== RECORDS PROVIDED ==

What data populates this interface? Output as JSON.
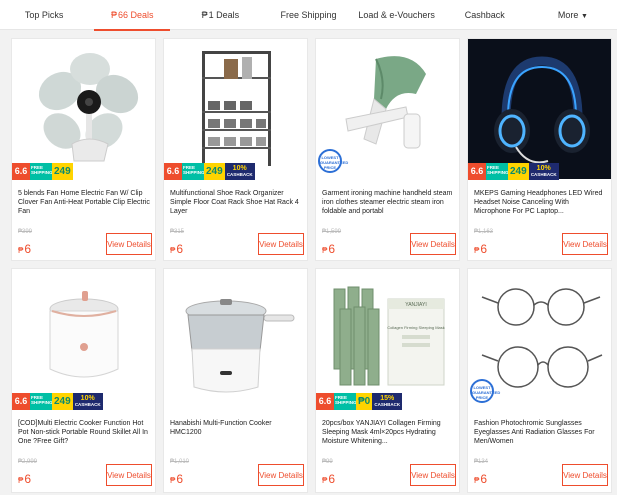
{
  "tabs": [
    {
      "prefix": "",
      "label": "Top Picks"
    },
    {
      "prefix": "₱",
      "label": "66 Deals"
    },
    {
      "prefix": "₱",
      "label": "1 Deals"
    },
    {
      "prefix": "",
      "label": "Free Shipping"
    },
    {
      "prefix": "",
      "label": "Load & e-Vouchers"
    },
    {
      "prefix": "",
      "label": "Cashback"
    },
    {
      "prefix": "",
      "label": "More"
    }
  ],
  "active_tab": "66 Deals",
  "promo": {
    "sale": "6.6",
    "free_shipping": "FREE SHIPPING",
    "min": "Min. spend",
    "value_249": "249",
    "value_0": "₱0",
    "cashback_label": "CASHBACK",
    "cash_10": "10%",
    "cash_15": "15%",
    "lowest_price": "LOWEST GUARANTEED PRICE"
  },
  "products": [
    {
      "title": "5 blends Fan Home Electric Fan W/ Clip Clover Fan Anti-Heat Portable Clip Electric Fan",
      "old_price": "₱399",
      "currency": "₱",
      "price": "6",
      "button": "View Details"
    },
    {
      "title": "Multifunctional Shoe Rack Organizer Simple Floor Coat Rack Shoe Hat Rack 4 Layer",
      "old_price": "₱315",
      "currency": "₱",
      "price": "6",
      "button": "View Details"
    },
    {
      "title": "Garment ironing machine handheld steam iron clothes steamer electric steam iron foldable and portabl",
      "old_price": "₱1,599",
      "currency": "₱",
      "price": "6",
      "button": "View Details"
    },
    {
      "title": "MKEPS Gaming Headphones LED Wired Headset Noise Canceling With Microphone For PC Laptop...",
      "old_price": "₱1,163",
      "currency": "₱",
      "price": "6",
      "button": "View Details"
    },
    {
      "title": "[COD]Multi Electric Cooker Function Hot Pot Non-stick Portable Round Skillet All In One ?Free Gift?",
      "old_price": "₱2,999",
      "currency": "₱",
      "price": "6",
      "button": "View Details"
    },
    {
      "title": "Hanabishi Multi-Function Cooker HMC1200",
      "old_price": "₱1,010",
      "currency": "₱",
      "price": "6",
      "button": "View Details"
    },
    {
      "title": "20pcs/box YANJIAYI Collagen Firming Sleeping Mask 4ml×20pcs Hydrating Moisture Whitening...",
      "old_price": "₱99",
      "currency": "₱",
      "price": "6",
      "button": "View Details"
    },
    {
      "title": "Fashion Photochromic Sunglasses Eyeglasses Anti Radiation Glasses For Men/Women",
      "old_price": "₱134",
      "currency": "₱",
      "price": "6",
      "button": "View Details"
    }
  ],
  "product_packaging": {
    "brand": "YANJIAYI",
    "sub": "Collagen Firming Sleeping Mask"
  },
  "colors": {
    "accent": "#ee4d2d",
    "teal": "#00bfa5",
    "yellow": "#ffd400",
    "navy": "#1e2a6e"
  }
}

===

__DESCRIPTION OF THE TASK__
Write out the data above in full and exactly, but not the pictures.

__ANSWER TO THE PROBLEM__
What data populates this interface? Output as JSON.
{
  "tabs": [
    {
      "prefix": "",
      "label": "Top Picks"
    },
    {
      "prefix": "₱",
      "label": "66 Deals"
    },
    {
      "prefix": "₱",
      "label": "1 Deals"
    },
    {
      "prefix": "",
      "label": "Free Shipping"
    },
    {
      "prefix": "",
      "label": "Load & e-Vouchers"
    },
    {
      "prefix": "",
      "label": "Cashback"
    },
    {
      "prefix": "",
      "label": "More"
    }
  ],
  "active_tab": "66 Deals",
  "promo": {
    "sale": "6.6",
    "free_shipping": "FREE SHIPPING",
    "min": "Min. spend",
    "value_249": "249",
    "value_0": "₱0",
    "cashback_label": "CASHBACK",
    "cash_10": "10%",
    "cash_15": "15%",
    "lowest_price": "LOWEST GUARANTEED PRICE"
  },
  "products": [
    {
      "title": "5 blends Fan Home Electric Fan W/ Clip Clover Fan Anti-Heat Portable Clip Electric Fan",
      "old_price": "₱399",
      "currency": "₱",
      "price": "6",
      "button": "View Details"
    },
    {
      "title": "Multifunctional Shoe Rack Organizer Simple Floor Coat Rack Shoe Hat Rack 4 Layer",
      "old_price": "₱315",
      "currency": "₱",
      "price": "6",
      "button": "View Details"
    },
    {
      "title": "Garment ironing machine handheld steam iron clothes steamer electric steam iron foldable and portabl",
      "old_price": "₱1,599",
      "currency": "₱",
      "price": "6",
      "button": "View Details"
    },
    {
      "title": "MKEPS Gaming Headphones LED Wired Headset Noise Canceling With Microphone For PC Laptop...",
      "old_price": "₱1,163",
      "currency": "₱",
      "price": "6",
      "button": "View Details"
    },
    {
      "title": "[COD]Multi Electric Cooker Function Hot Pot Non-stick Portable Round Skillet All In One ?Free Gift?",
      "old_price": "₱2,999",
      "currency": "₱",
      "price": "6",
      "button": "View Details"
    },
    {
      "title": "Hanabishi Multi-Function Cooker HMC1200",
      "old_price": "₱1,010",
      "currency": "₱",
      "price": "6",
      "button": "View Details"
    },
    {
      "title": "20pcs/box YANJIAYI Collagen Firming Sleeping Mask 4ml×20pcs Hydrating Moisture Whitening...",
      "old_price": "₱99",
      "currency": "₱",
      "price": "6",
      "button": "View Details"
    },
    {
      "title": "Fashion Photochromic Sunglasses Eyeglasses Anti Radiation Glasses For Men/Women",
      "old_price": "₱134",
      "currency": "₱",
      "price": "6",
      "button": "View Details"
    }
  ],
  "product_packaging": {
    "brand": "YANJIAYI",
    "sub": "Collagen Firming Sleeping Mask"
  },
  "colors": {
    "accent": "#ee4d2d",
    "teal": "#00bfa5",
    "yellow": "#ffd400",
    "navy": "#1e2a6e"
  }
}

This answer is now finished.